BOZEMAN — We hear about issues surrounding affordable housing every day in the Gallatin Valley. But it’s not every day the housing crisis in Bozeman takes the national stage.
Bozeman Mayor Cyndy Andrus was one of a handful of local leaders from across the country that testified Tuesday morning in front of the Senate Banking Committee on infrastructure needs facing the country.
“There’s no such thing as a first-time home buyer because quite frankly the cost of homes is so damn high,” said Montana’s Senior Senator Jon Tester describing the housing crisis in Bozeman before introducing Mayor Andrus.
Andrus told the committee fast-growing communities like Bozeman needs investment in infrastructures like water and sewer, public transit, and faster broadband.
“But at the end of every sewer line, bus route and broadband fiber conduit is a home, a long-term hard capital asset. High-quality infrastructure must include affordable housing. Period,” said Mayor Andrus during the committee.

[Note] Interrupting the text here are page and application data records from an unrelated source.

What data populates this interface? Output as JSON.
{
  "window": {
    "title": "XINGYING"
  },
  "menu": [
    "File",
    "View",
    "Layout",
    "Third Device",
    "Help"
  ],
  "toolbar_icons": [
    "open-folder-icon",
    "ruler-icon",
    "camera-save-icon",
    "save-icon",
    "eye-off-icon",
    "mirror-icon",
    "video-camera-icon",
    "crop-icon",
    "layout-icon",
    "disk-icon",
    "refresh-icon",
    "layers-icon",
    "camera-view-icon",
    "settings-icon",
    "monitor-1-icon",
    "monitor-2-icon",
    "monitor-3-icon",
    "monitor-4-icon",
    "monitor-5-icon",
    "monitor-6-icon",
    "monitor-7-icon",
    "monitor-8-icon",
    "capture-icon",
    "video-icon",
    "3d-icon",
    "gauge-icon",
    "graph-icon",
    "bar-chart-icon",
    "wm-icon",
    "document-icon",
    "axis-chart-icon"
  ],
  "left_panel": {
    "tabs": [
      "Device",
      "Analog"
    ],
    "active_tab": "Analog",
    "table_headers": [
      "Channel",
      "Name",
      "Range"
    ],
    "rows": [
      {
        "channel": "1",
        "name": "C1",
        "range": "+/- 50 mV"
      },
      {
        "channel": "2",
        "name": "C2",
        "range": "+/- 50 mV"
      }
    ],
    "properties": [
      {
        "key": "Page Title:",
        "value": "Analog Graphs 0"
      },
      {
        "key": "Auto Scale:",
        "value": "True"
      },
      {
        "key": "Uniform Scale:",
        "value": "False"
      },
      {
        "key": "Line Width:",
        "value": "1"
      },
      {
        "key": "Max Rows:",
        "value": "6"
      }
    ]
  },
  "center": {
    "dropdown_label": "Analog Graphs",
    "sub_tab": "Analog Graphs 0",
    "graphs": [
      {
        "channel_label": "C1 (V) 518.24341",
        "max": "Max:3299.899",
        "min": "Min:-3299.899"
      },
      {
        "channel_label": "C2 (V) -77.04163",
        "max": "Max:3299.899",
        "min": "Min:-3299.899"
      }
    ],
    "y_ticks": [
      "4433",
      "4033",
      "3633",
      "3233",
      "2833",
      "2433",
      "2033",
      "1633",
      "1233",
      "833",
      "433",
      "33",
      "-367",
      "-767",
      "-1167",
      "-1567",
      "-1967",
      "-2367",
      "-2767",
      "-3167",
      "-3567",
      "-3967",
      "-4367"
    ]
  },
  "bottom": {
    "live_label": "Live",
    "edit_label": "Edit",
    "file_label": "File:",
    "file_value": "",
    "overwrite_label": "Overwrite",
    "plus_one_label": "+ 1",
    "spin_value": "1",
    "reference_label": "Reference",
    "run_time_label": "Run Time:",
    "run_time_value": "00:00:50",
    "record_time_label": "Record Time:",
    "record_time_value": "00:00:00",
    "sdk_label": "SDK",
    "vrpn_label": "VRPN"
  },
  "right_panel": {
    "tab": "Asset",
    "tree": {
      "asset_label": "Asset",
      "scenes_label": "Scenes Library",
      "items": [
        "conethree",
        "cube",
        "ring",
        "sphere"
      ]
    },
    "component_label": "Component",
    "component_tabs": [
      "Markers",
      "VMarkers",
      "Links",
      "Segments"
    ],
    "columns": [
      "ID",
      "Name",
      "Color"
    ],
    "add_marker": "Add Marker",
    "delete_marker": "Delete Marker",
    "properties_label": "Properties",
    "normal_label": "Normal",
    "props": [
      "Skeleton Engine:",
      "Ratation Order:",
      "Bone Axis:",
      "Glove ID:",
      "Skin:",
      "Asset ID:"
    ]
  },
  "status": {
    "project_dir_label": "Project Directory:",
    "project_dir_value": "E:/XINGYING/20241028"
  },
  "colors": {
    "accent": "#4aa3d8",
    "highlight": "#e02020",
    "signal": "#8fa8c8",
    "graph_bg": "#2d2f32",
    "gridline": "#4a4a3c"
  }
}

“The idea really is to think about housing as infrastructure and to put some federal dollars into the American Jobs Plan as infrastructure,” the Mayor added in a follow-up conversation with MTN News after the committee hearing.
Mayors from Akron, Ohio and Tempe, Arizona made similar calls for housing to be considered into an infrastructure plan, while a county commissioner from Lancaster County, Pennsylvania urged lawmakers to reconsider how the federal government goes about addressing infrastructure needs.
“This housing crisis is not just something we’re experiencing here, but they’re experiencing it everywhere from Akron, Ohio to Tempe, Arizona,” said Mayor Andrus.
“The affordable housing crisis is a crisis but every community experiences it a little bit differently.”
Mayor Andrus and other local leaders fielded questions from Senators on the committee.
When Senator Tester asked what the federal government could do to help with the housing crisis in Bozeman, Mayor Andrus responded, saying federal programs need to look beyond a “one-size-fits-all” approach and allow for more flexibility through existing programs.
“We’re not a large city, we’re not considered rural, so access to those dollars is difficult to us,” said Andrus during the committee hearing.
While discussions in Washington about infrastructure spending continue, Senator Tester said he’s opposed to wasteful spending, but housing and transit need to be part of the infrastructure conversation moving forward.
“The fact of the matter is we need to step up,” said Senator Tester.
“We need to do something that’s meaningful, and housing and transit is the right way to do it and we need to have a debate.”